But Francis' critique of the mafia should not be seen as an official excommunication, according to Chad Pecknold, an assistant professor of theology at Catholic University of America. In Roman Catholicism, an official excommunication is a strict censure that deprives the excommunicated of fellowship with the rest of the Church body. When a Church member is excommunicated, she is not allowed to take communion. Excommunication, though severe, is not irreversible. According to Canon Law, the censure is "medicinal," meaning it's given to a Catholic in the hopes of urging him to repentance.
As Pecknold explained it to me, the Pope's comment was "just something he said in a homily — which is not a vehicle for disciplinary pronouncements." Further, excommunication is "only for individuals," and not entire organizations. Rather, said Pecknold, what Francis was doing was simply describing the "self-excommunication" the 'Ndrangheta is already experiencing because of their "serious sin."
Chris Haw, author of Jesus for President, and PhD student in theology at Notre Dame, told me to think of excommunication like a flashlight: "It just illuminates what's already the case." In other words, rather than officially shutting out mafiosi from the Church, Francis was describing their own self-alienation from "the common good."
So Francis did not officially kick the mafia out of the church. What he did was describe what he imagined to be the spiritual state of those who engage in the kind of behavior that results in the death of children and the exploitation of the poor. Those people, said Francis, are "not with God."

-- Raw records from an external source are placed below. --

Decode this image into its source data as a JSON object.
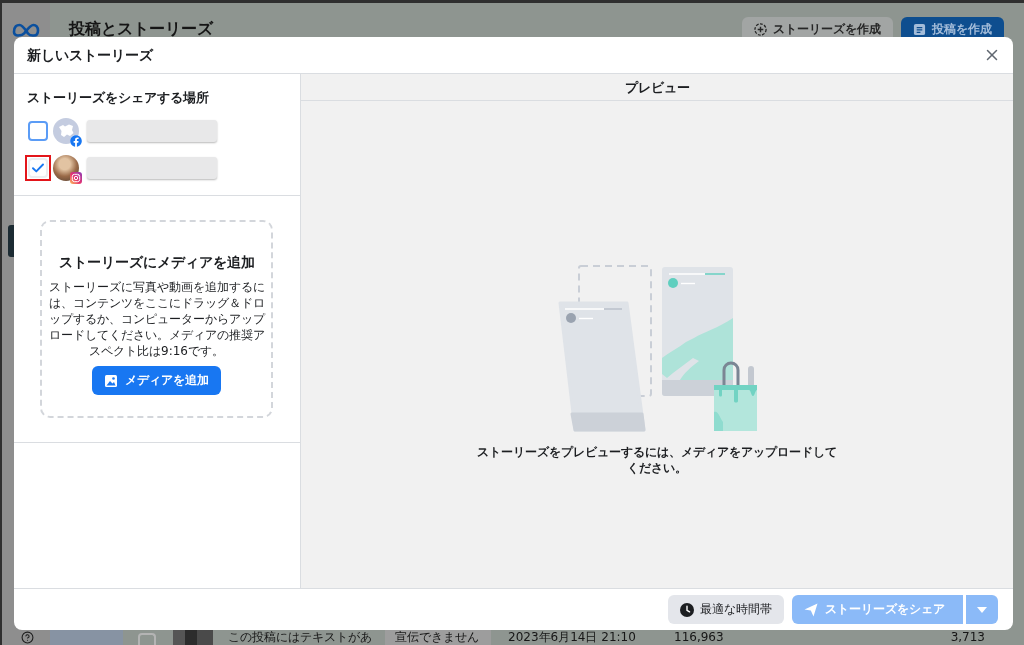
{
  "background_page": {
    "title": "投稿とストーリーズ",
    "header_buttons": [
      {
        "label": "ストーリーズを作成",
        "kind": "secondary"
      },
      {
        "label": "投稿を作成",
        "kind": "primary"
      }
    ],
    "post_row": {
      "checked": false,
      "cells": [
        {
          "kind": "text",
          "text": "この投稿にはテキストがあ"
        },
        {
          "kind": "badge",
          "text": "宣伝できません"
        },
        {
          "kind": "text",
          "text": "2023年6月14日 21:10"
        },
        {
          "kind": "number",
          "text": "116,963"
        },
        {
          "kind": "number",
          "text": "3,713"
        }
      ]
    }
  },
  "dialog": {
    "title": "新しいストーリーズ",
    "share_to": {
      "heading": "ストーリーズをシェアする場所",
      "accounts": [
        {
          "kind": "facebook",
          "checked": false,
          "annotated": false
        },
        {
          "kind": "instagram",
          "checked": true,
          "annotated": true
        }
      ]
    },
    "media": {
      "title": "ストーリーズにメディアを追加",
      "description": "ストーリーズに写真や動画を追加するには、コンテンツをここにドラッグ＆ドロップするか、コンピューターからアップロードしてください。メディアの推奨アスペクト比は9:16です。",
      "button": "メディアを追加"
    },
    "preview": {
      "heading": "プレビュー",
      "message": "ストーリーズをプレビューするには、メディアをアップロードしてください。"
    },
    "footer": {
      "schedule_button": "最適な時間帯",
      "share_button": {
        "label": "ストーリーズをシェア",
        "disabled": true
      }
    }
  }
}
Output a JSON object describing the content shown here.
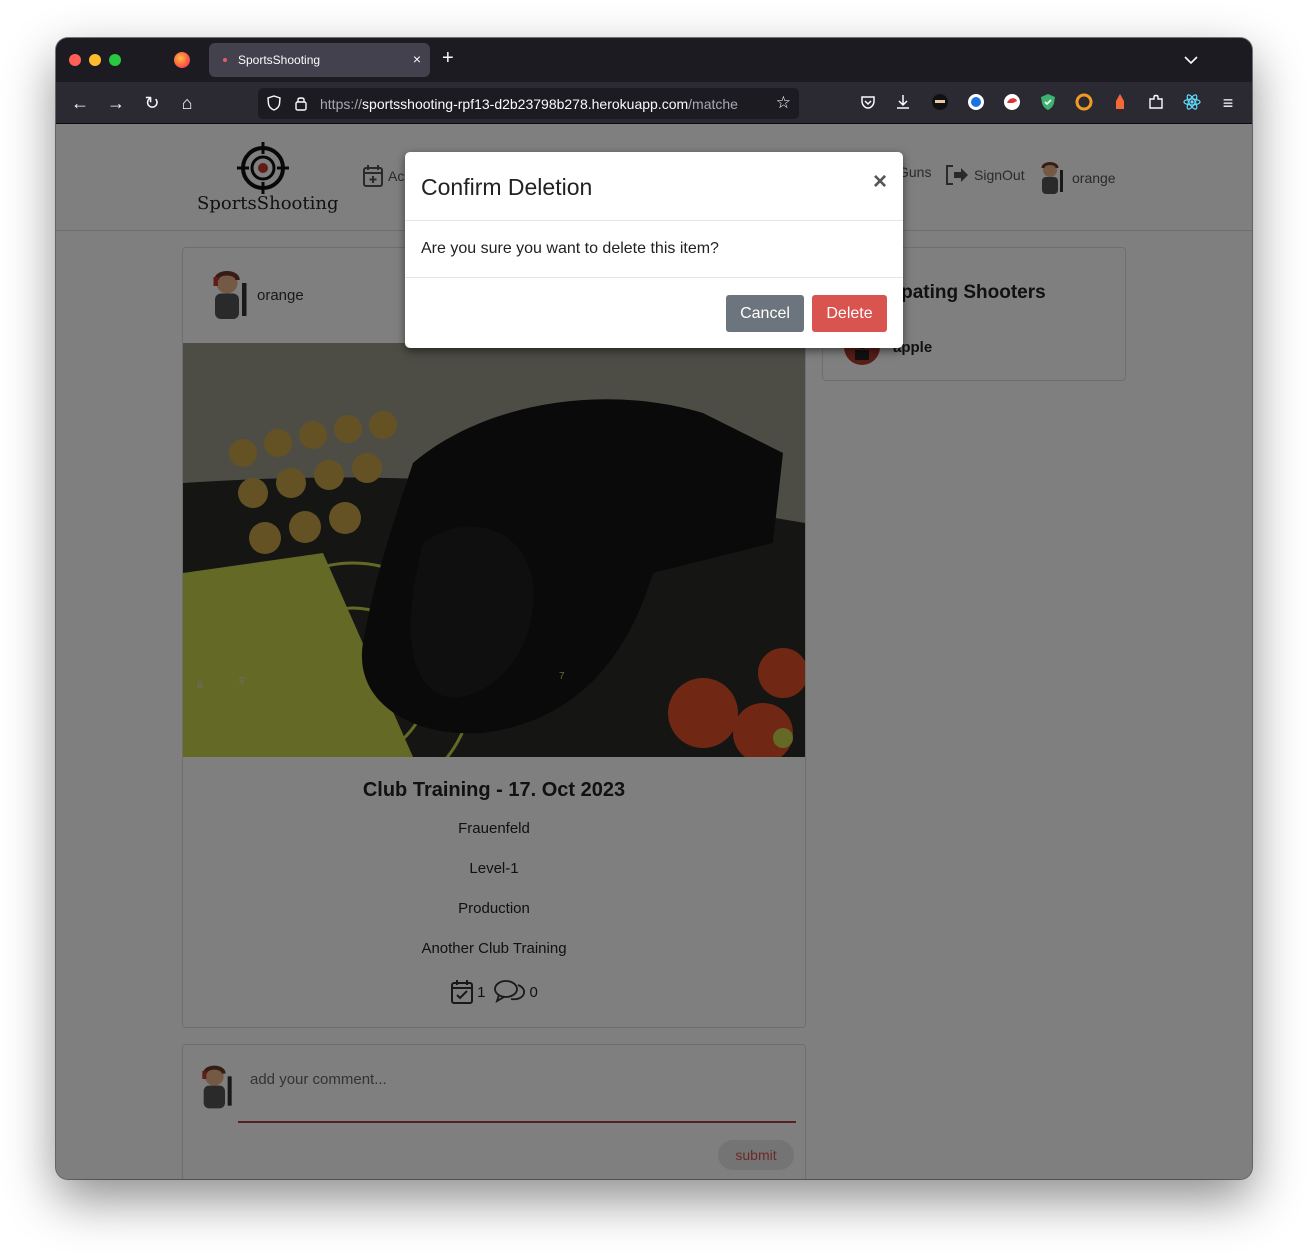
{
  "browser": {
    "tab_title": "SportsShooting",
    "tab_close": "×",
    "new_tab": "+",
    "tab_list": "⌄",
    "url_host": "https://sportsshooting-rpf13-d2b23798b278.herokuapp.com/matche",
    "url_scheme": "https://",
    "url_domain": "sportsshooting-rpf13-d2b23798b278.herokuapp.com",
    "url_path": "/matche",
    "back": "←",
    "forward": "→",
    "reload": "↻",
    "home": "⌂",
    "bookmark": "☆",
    "menu": "≡"
  },
  "site": {
    "logo_text": "SportsShooting",
    "nav": {
      "add_label": "Ac",
      "guns_label": "Guns",
      "signout_label": "SignOut",
      "profile_label": "orange"
    }
  },
  "post": {
    "author": "orange",
    "title": "Club Training - 17. Oct 2023",
    "location": "Frauenfeld",
    "level": "Level-1",
    "division": "Production",
    "description": "Another Club Training",
    "participants_count": "1",
    "comments_count": "0"
  },
  "sidebar": {
    "title": "Participating Shooters",
    "shooters": [
      {
        "name": "apple"
      }
    ]
  },
  "comment_form": {
    "placeholder": "add your comment...",
    "submit_label": "submit"
  },
  "modal": {
    "title": "Confirm Deletion",
    "close": "×",
    "body": "Are you sure you want to delete this item?",
    "cancel_label": "Cancel",
    "delete_label": "Delete"
  },
  "colors": {
    "delete": "#d9534f",
    "cancel": "#6c757d",
    "browser_chrome": "#2b2a33"
  }
}
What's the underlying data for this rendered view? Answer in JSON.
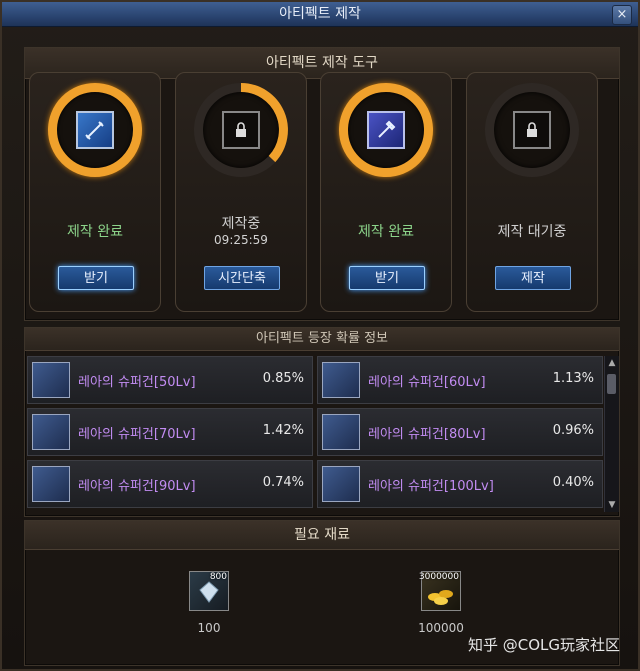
{
  "window": {
    "title": "아티펙트 제작",
    "close_label": "×"
  },
  "tools": {
    "header": "아티펙트 제작 도구",
    "slots": [
      {
        "status": "제작 완료",
        "time": "",
        "button": "받기",
        "icon": "sword-icon"
      },
      {
        "status": "제작중",
        "time": "09:25:59",
        "button": "시간단축",
        "icon": "lock-icon"
      },
      {
        "status": "제작 완료",
        "time": "",
        "button": "받기",
        "icon": "gun-icon"
      },
      {
        "status": "제작 대기중",
        "time": "",
        "button": "제작",
        "icon": "lock-icon"
      }
    ]
  },
  "probability": {
    "header": "아티펙트 등장 확률 정보",
    "items": [
      {
        "name": "레아의 슈퍼건[50Lv]",
        "pct": "0.85%"
      },
      {
        "name": "레아의 슈퍼건[60Lv]",
        "pct": "1.13%"
      },
      {
        "name": "레아의 슈퍼건[70Lv]",
        "pct": "1.42%"
      },
      {
        "name": "레아의 슈퍼건[80Lv]",
        "pct": "0.96%"
      },
      {
        "name": "레아의 슈퍼건[90Lv]",
        "pct": "0.74%"
      },
      {
        "name": "레아의 슈퍼건[100Lv]",
        "pct": "0.40%"
      }
    ]
  },
  "materials": {
    "header": "필요 재료",
    "items": [
      {
        "count": "800",
        "amount": "100",
        "icon": "crystal-icon"
      },
      {
        "count": "3000000",
        "amount": "100000",
        "icon": "gold-coin-icon"
      }
    ]
  },
  "watermark": "知乎 @COLG玩家社区",
  "colors": {
    "accent_orange": "#f0a12c",
    "button_blue": "#2a5a9a",
    "item_name_purple": "#c28cf2",
    "status_green": "#8cd48a"
  }
}
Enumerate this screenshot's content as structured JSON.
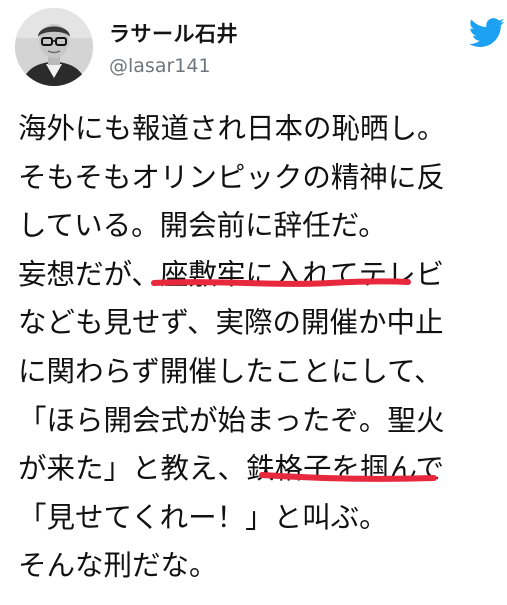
{
  "author": {
    "display_name": "ラサール石井",
    "handle": "@lasar141"
  },
  "tweet": {
    "lines": [
      "海外にも報道され日本の恥晒し。",
      "そもそもオリンピックの精神に反",
      "している。開会前に辞任だ。",
      "妄想だが、座敷牢に入れてテレビ",
      "なども見せず、実際の開催か中止",
      "に関わらず開催したことにして、",
      "「ほら開会式が始まったぞ。聖火",
      "が来た」と教え、鉄格子を掴んで",
      "「見せてくれー！」と叫ぶ。",
      "そんな刑だな。"
    ]
  },
  "icons": {
    "brand": "twitter-bird-icon",
    "avatar": "user-avatar-photo"
  },
  "colors": {
    "brand": "#1da1f2",
    "handle": "#6e767d",
    "text": "#111111",
    "annotation": "#e8283c"
  }
}
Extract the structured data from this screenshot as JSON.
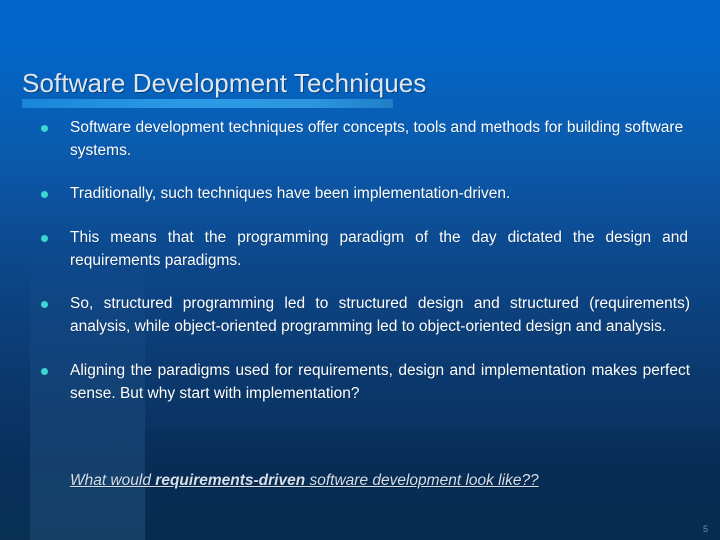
{
  "slide": {
    "title": "Software Development Techniques",
    "bullets": [
      {
        "id": "b1",
        "text": "Software development techniques offer concepts, tools and methods for building software systems."
      },
      {
        "id": "b2",
        "text": "Traditionally, such techniques have been implementation-driven."
      },
      {
        "id": "b3",
        "text": "This means that the programming paradigm of the day dictated the design and requirements paradigms."
      },
      {
        "id": "b4",
        "text": "So, structured programming led to structured design and structured (requirements) analysis, while object-oriented programming led to object-oriented design and analysis."
      },
      {
        "id": "b5",
        "text": "Aligning the paradigms used for requirements, design and implementation makes perfect sense. But why start with implementation?"
      }
    ],
    "closing": {
      "part1": "What would ",
      "emphasis": "requirements-driven",
      "part2": " software development look like?? "
    },
    "slide_number": "5",
    "colors": {
      "background_top": "#0066cc",
      "background_bottom": "#073054",
      "title_text": "#dfe6ee",
      "title_rule": "#2b9ae6",
      "bullet_dot": "#3ad6cf",
      "body_text": "#ffffff",
      "closing_text": "#d8dfe8"
    }
  }
}
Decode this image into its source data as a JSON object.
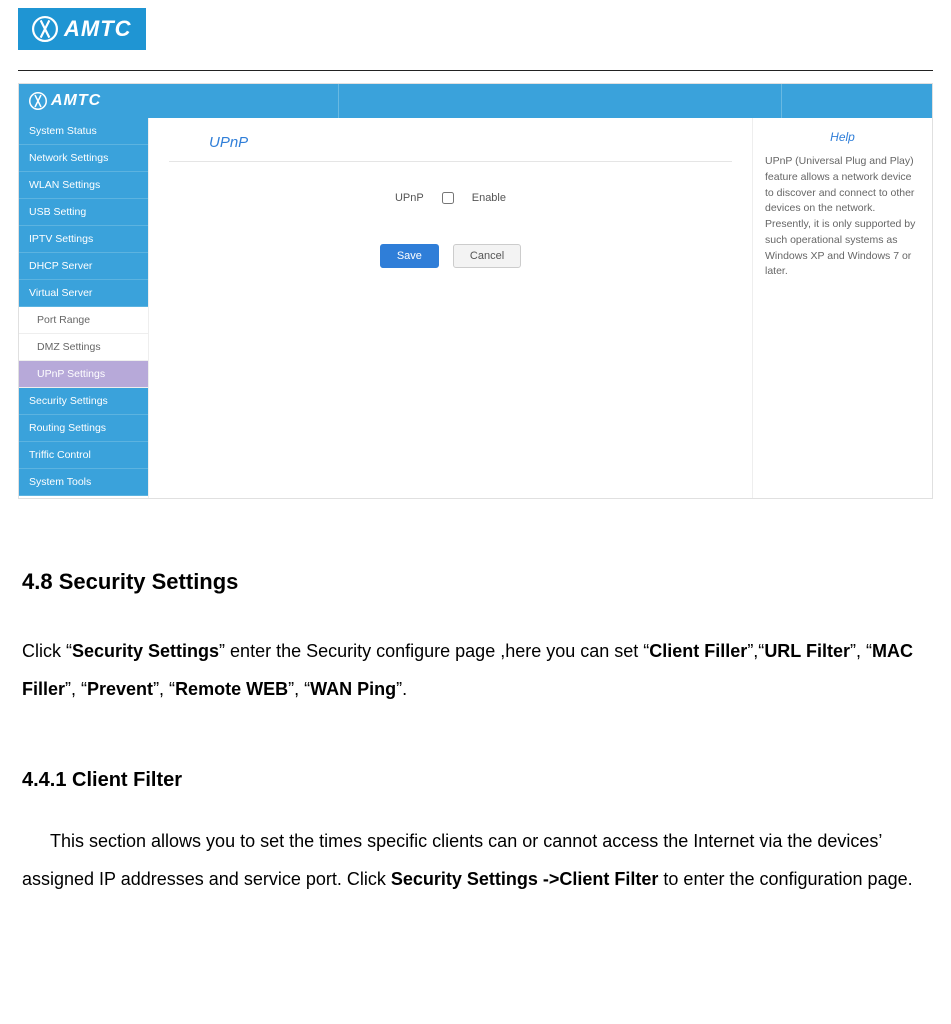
{
  "brand": "AMTC",
  "screenshot": {
    "sidebar": [
      {
        "label": "System Status",
        "type": "item"
      },
      {
        "label": "Network Settings",
        "type": "item"
      },
      {
        "label": "WLAN Settings",
        "type": "item"
      },
      {
        "label": "USB Setting",
        "type": "item"
      },
      {
        "label": "IPTV Settings",
        "type": "item"
      },
      {
        "label": "DHCP Server",
        "type": "item"
      },
      {
        "label": "Virtual Server",
        "type": "item"
      },
      {
        "label": "Port Range",
        "type": "sub"
      },
      {
        "label": "DMZ Settings",
        "type": "sub"
      },
      {
        "label": "UPnP Settings",
        "type": "sub-active"
      },
      {
        "label": "Security Settings",
        "type": "item"
      },
      {
        "label": "Routing Settings",
        "type": "item"
      },
      {
        "label": "Triffic Control",
        "type": "item"
      },
      {
        "label": "System Tools",
        "type": "item"
      }
    ],
    "panel": {
      "title": "UPnP",
      "field_label": "UPnP",
      "checkbox_label": "Enable",
      "save": "Save",
      "cancel": "Cancel"
    },
    "help": {
      "title": "Help",
      "text": "UPnP (Universal Plug and Play) feature allows a network device to discover and connect to other devices on the network. Presently, it is only supported by such operational systems as Windows XP and Windows 7 or later."
    }
  },
  "doc": {
    "h1": "4.8 Security Settings",
    "p1_a": "Click “",
    "p1_b": "Security Settings",
    "p1_c": "” enter the Security configure page ,here you can set “",
    "p1_d": "Client Filler",
    "p1_e": "”,“",
    "p1_f": "URL Filter",
    "p1_g": "”, “",
    "p1_h": "MAC Filler",
    "p1_i": "”, “",
    "p1_j": "Prevent",
    "p1_k": "”, “",
    "p1_l": "Remote WEB",
    "p1_m": "”, “",
    "p1_n": "WAN Ping",
    "p1_o": "”.",
    "h2": "4.4.1 Client Filter",
    "p2_a": "This section allows you to set the times specific clients can or cannot access the Internet via the devices’ assigned IP addresses and service port. Click ",
    "p2_b": "Security Settings ->Client Filter",
    "p2_c": " to enter the configuration page."
  }
}
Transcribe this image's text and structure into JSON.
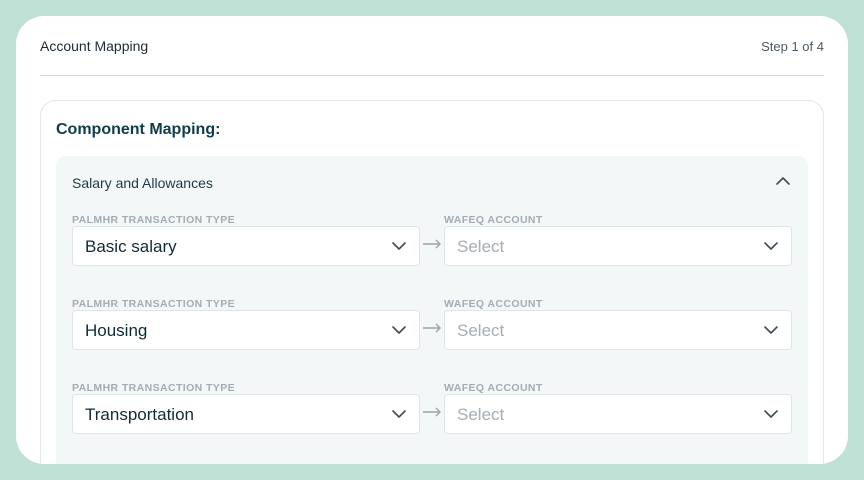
{
  "header": {
    "title": "Account Mapping",
    "step": "Step 1 of 4"
  },
  "panel": {
    "title": "Component Mapping:"
  },
  "group": {
    "title": "Salary and Allowances",
    "rows": [
      {
        "left_label": "PALMHR TRANSACTION TYPE",
        "left_value": "Basic salary",
        "right_label": "WAFEQ ACCOUNT",
        "right_value": "Select"
      },
      {
        "left_label": "PALMHR TRANSACTION TYPE",
        "left_value": "Housing",
        "right_label": "WAFEQ ACCOUNT",
        "right_value": "Select"
      },
      {
        "left_label": "PALMHR TRANSACTION TYPE",
        "left_value": "Transportation",
        "right_label": "WAFEQ ACCOUNT",
        "right_value": "Select"
      }
    ]
  },
  "icons": {
    "collapse": "chevron-up-icon",
    "dropdown": "chevron-down-icon",
    "mapping": "arrow-right-icon"
  },
  "colors": {
    "background": "#bfe0d4",
    "card": "#ffffff",
    "group": "#f3f7f7",
    "title": "#0e3d4a",
    "placeholder": "#a4aeb4",
    "label": "#a3adb3"
  }
}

Correction: An earlier version of this article incorrectly attributed some quotes by Chad Pecknold to Chris Haw. We regret the error.